– Canchalagua is a South American plant in the Sunflower family and is used as an herbal remedy. It is know for its positive affect on blood, liver and kidney functions.   Note that an entirely different plant in a different family which is native to North America shares this same common plant name.

antique bottle questions

Got A Question about Your Bottle?

Ask it on our Discussion forum

Square Bitters Bottles

So what exactly is a SQUARE bottle?  Quite simply, it is one with a body which has a square cross-section, or, in other words, it appears to be square when looking down on it from immediately above.

The square shape was adopted by many manufacturers of bitters.  Perhaps it was precisely because of the great fame achieved by two such companies that so many felt compelled to imitate the form.  Those two products are Lash Bitters and Hostetter Stomach Bitters.  One might also include Electric Bitters in this short list, but the bottle is a bit different in that it has recessed panels.

The square bitters bottle is plain and simple utility.  There are no fancy adornments in the molds and certainly economy was the word.  The men behind these popular products were eager to sell their product in great quantity and reap the profits.  Perhaps they knew that good days of selling high-alcohol content “remedies” would not last forever.

It is interesting to consider this bottle type in contrast to the many antique bitters bottles which are so fancy in form – bottles whose form defined the product, its desirable status and no doubt its expensive price tag.

Lash Bitters

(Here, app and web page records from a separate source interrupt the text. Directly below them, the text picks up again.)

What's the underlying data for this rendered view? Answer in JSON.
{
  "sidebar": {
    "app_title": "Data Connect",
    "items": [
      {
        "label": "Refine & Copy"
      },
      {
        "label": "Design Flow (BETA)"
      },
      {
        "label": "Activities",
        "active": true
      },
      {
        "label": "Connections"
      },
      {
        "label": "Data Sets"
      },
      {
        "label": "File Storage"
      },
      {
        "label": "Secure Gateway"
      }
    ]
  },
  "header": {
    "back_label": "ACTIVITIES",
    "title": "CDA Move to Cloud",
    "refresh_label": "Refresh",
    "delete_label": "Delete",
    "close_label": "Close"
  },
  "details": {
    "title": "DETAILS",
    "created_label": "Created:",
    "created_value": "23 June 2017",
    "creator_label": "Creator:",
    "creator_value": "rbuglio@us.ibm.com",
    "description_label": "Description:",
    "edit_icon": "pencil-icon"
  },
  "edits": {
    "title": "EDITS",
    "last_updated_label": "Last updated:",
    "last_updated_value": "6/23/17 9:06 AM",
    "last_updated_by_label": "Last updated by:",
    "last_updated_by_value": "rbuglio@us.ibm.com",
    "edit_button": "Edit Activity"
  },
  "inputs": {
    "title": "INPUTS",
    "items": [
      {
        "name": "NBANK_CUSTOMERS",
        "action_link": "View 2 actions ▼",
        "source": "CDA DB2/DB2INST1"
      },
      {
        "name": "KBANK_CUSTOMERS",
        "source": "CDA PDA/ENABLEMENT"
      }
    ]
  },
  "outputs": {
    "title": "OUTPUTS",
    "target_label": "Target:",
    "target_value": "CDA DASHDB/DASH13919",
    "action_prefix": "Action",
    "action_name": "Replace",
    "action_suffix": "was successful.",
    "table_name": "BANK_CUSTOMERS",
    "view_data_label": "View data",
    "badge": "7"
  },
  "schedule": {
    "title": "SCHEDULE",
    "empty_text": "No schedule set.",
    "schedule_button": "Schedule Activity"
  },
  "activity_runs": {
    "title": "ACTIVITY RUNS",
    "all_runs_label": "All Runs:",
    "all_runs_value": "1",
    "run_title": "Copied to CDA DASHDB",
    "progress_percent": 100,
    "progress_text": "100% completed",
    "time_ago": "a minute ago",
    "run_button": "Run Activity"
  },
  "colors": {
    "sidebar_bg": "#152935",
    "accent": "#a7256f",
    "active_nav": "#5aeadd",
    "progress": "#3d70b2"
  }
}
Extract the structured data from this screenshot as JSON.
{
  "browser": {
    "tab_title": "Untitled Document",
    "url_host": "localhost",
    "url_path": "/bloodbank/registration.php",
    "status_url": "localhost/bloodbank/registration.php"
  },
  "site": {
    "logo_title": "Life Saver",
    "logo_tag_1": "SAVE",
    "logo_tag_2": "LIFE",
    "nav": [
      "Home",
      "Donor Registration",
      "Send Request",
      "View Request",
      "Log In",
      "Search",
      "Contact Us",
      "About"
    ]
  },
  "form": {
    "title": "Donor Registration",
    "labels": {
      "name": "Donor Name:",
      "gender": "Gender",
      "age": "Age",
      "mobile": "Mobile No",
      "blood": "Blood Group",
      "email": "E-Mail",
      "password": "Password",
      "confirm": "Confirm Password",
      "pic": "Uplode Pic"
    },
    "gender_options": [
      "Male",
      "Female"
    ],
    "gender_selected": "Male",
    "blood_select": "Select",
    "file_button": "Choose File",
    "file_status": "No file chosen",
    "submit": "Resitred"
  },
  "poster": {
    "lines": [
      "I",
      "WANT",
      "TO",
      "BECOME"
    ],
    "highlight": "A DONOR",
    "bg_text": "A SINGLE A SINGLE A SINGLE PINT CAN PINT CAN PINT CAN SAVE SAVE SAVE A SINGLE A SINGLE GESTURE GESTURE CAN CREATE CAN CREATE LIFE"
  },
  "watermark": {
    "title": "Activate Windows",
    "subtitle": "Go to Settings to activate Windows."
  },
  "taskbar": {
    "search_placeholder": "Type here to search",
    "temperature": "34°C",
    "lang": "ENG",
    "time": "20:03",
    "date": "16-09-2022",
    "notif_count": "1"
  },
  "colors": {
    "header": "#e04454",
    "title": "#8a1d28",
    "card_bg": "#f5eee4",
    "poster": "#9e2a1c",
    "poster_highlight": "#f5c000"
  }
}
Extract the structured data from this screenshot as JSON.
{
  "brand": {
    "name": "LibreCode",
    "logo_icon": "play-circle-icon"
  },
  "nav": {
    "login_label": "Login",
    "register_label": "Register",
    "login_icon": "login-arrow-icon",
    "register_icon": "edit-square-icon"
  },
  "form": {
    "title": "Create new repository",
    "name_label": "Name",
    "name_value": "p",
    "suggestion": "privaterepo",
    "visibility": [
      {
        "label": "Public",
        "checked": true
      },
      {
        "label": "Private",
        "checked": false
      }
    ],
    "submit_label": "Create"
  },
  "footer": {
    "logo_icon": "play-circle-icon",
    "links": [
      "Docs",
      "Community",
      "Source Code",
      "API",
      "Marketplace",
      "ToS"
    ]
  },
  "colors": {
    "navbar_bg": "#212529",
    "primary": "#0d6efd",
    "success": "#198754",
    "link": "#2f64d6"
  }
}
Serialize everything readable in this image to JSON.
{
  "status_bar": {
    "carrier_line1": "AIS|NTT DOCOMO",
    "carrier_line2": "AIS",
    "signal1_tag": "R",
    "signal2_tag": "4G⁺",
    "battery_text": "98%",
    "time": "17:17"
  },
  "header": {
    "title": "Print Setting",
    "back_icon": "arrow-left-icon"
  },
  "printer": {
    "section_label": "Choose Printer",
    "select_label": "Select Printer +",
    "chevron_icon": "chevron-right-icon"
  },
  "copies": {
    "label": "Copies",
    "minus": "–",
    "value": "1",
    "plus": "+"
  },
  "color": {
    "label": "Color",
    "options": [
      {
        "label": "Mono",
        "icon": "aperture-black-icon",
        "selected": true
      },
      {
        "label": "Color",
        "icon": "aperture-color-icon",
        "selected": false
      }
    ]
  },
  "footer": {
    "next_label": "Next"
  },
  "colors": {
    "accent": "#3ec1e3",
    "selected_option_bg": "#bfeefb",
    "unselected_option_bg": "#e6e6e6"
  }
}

Donald Yates (PDF file) has put together a good synopsis of this company (Bottles and Extras, Winter 2003) which was in operation in various holdings from 1850 to 1966.  Interesting, it is a Western Bottle – the company began in California – before expanding to offices in Chicago and New York, and then consolidating in its final years in Passaic, New Jersey.

Hostetter Bitters

Other Square Bitters Bottles

antique bottle questions

Got A Question about Your Bottle?

Ask it on our Discussion forum

Case Gin Bottles

Case gin bottles, also known as taper gins, were a common style used from the 17th through early 20th centuries.  The body is square in cross section and in all cases will taper from a wide shoulder to a narrower cross-section at the base.  This form is almost always found in olive green color ranging from translucent to opaque.  On occasion, you will encounter examples in clear and other green hues.  Other colors are rare – I have seen an example or two in cobalt blue over the years.

For an superb review of facts and references related to case gins, see Bill Lindsey’s liquor/spirits bottle page.  Scroll way down to the Case Gin section.

Dale Murschell’s book on Wistarburgh glass discusses case gins made at this 17th century glassworks in New Jersey.  As Dale states, Wistar advertised the form for sale and they were listed in his Will Inventory.    He shows many fragments and examples and discusses attributing form variants to the factory.  In short, Wistar examples are thought to be those which are quite boxy in form with a very square shoulder and a pronounced arc across the base edges.  This is a simplification of the data so be sure to consult with Dale’s book for far greater detail.

Thanks to Dale’s book and a discussion with Rick Ciralli earlier this year, I was inspired to snap a bunch of photos of gins at the Coventry Bottle Show in May.  There was a great selection of case gins there including a period chest full of gins. 

Here are the pictures: (click images to see larger views)


antique bottle questions

Got A Question about Your Bottle?

Ask it on our Discussion forum